═══ DATA IN THIS EXERCISE ═══

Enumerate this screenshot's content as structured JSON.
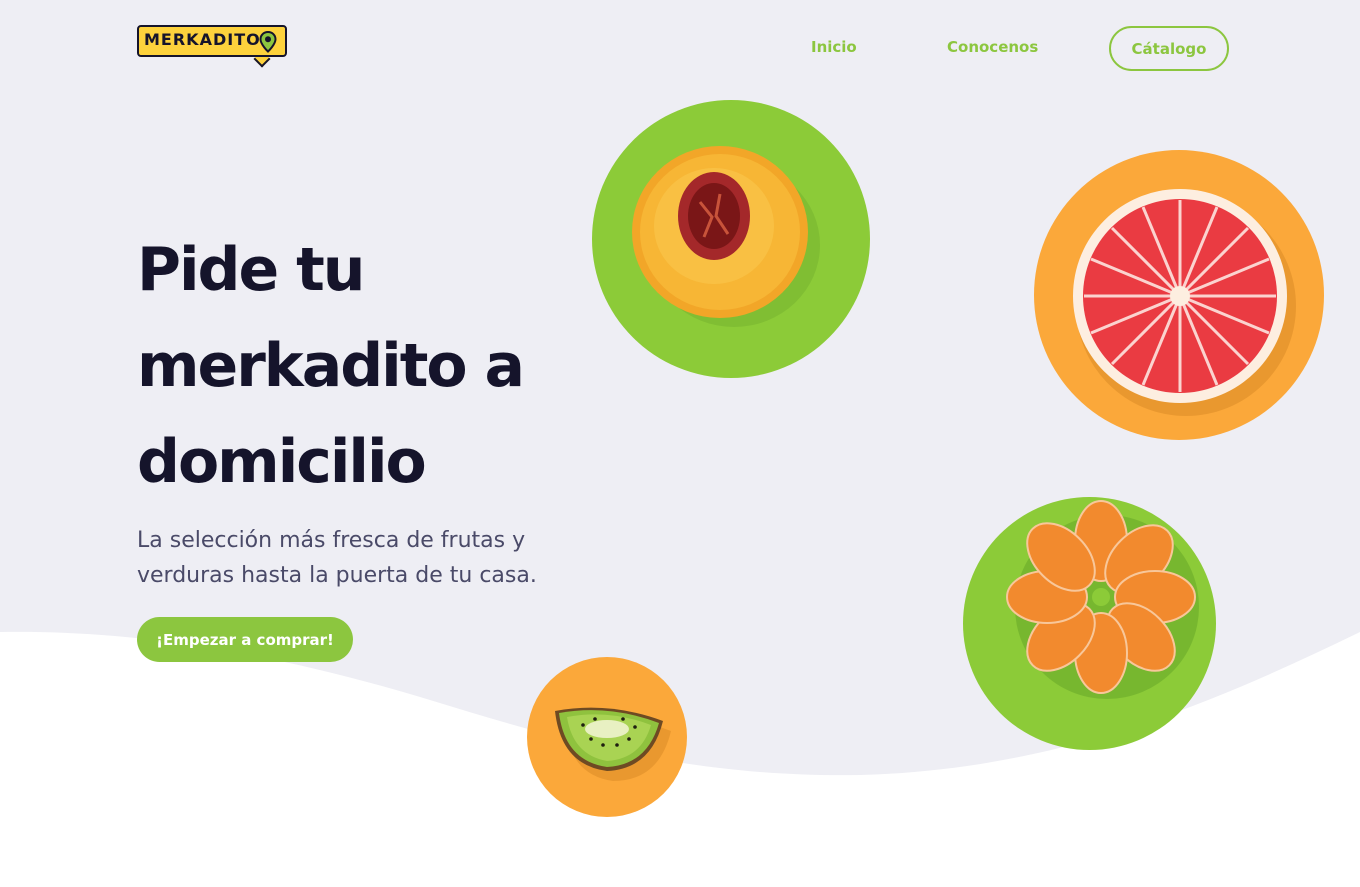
{
  "brand": {
    "logo_text": "MERKADITO"
  },
  "nav": {
    "inicio": "Inicio",
    "conocenos": "Conocenos",
    "catalogo": "Cátalogo"
  },
  "hero": {
    "title": "Pide tu merkadito a domicilio",
    "subtitle": "La selección más fresca de frutas y verduras hasta la puerta de tu casa.",
    "cta": "¡Empezar a comprar!"
  },
  "fruits": [
    {
      "name": "peach",
      "circle_color": "#8ccb38"
    },
    {
      "name": "grapefruit",
      "circle_color": "#fba83a"
    },
    {
      "name": "mandarin",
      "circle_color": "#8ccb38"
    },
    {
      "name": "kiwi",
      "circle_color": "#fba83a"
    }
  ],
  "colors": {
    "accent_green": "#8cc63f",
    "accent_orange": "#fba83a",
    "logo_yellow": "#fdd23c",
    "text_dark": "#15142b",
    "hero_background": "#eeeef4"
  }
}
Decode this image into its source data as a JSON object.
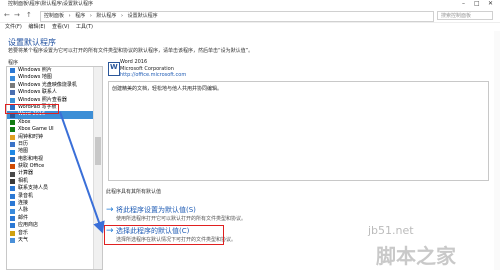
{
  "window": {
    "title": "控制面板\\程序\\默认程序\\设置默认程序",
    "controls": [
      "–",
      "□",
      "✕"
    ]
  },
  "address": {
    "nav": [
      "←",
      "→",
      "↑"
    ],
    "segments": [
      "控制面板",
      "程序",
      "默认程序",
      "设置默认程序"
    ],
    "search_placeholder": "搜索控制面板"
  },
  "menu": [
    "文件(F)",
    "编辑(E)",
    "查看(V)",
    "工具(T)"
  ],
  "page": {
    "heading": "设置默认程序",
    "description": "若要将某个程序设置为它可以打开的所有文件类型和协议的默认程序，请单击该程序，然后单击“设为默认值”。",
    "list_label": "程序"
  },
  "programs": [
    {
      "label": "Windows 照片",
      "color": "#2b78d4"
    },
    {
      "label": "Windows 地图",
      "color": "#3a8bdc"
    },
    {
      "label": "Windows 光盘映像烧录机",
      "color": "#7a7a7a"
    },
    {
      "label": "Windows 联系人",
      "color": "#4a6fb0"
    },
    {
      "label": "Windows 照片查看器",
      "color": "#3a90d6"
    },
    {
      "label": "WordPad 写字板",
      "color": "#2b6cc4"
    },
    {
      "label": "Word 2016",
      "color": "#2b579a"
    },
    {
      "label": "Xbox",
      "color": "#107c10"
    },
    {
      "label": "Xbox Game UI",
      "color": "#107c10"
    },
    {
      "label": "闹钟和时钟",
      "color": "#e0a020"
    },
    {
      "label": "日历",
      "color": "#3b73c7"
    },
    {
      "label": "地图",
      "color": "#1e88e5"
    },
    {
      "label": "电影和电视",
      "color": "#2a6ab8"
    },
    {
      "label": "获取 Office",
      "color": "#d04a02"
    },
    {
      "label": "计算器",
      "color": "#4a4a4a"
    },
    {
      "label": "相机",
      "color": "#3a3a3a"
    },
    {
      "label": "联系支持人员",
      "color": "#2b78d4"
    },
    {
      "label": "录音机",
      "color": "#2b78d4"
    },
    {
      "label": "连接",
      "color": "#2b78d4"
    },
    {
      "label": "人脉",
      "color": "#3a8bdc"
    },
    {
      "label": "邮件",
      "color": "#2b78d4"
    },
    {
      "label": "应用商店",
      "color": "#2b78d4"
    },
    {
      "label": "音乐",
      "color": "#d0a010"
    },
    {
      "label": "天气",
      "color": "#4a90d9"
    }
  ],
  "selected_index": 6,
  "app": {
    "name": "Word 2016",
    "company": "Microsoft Corporation",
    "url": "http://office.microsoft.com",
    "description": "创建精美的文档，轻松地与他人共用并协同编辑。"
  },
  "defaults_status": "此程序具有其所有默认值",
  "options": [
    {
      "arrow": "→",
      "title": "将此程序设置为默认值(S)",
      "subtitle": "使用所选程序打开它可以默认打开的所有文件类型和协议。"
    },
    {
      "arrow": "→",
      "title": "选择此程序的默认值(C)",
      "subtitle": "选择所选程序在默认情况下可打开的文件类型和协议。"
    }
  ],
  "watermark": {
    "line1": "jb51.net",
    "line2": "脚本之家"
  }
}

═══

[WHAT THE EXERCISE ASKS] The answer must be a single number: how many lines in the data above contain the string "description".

[YOUR SOLUTION] 2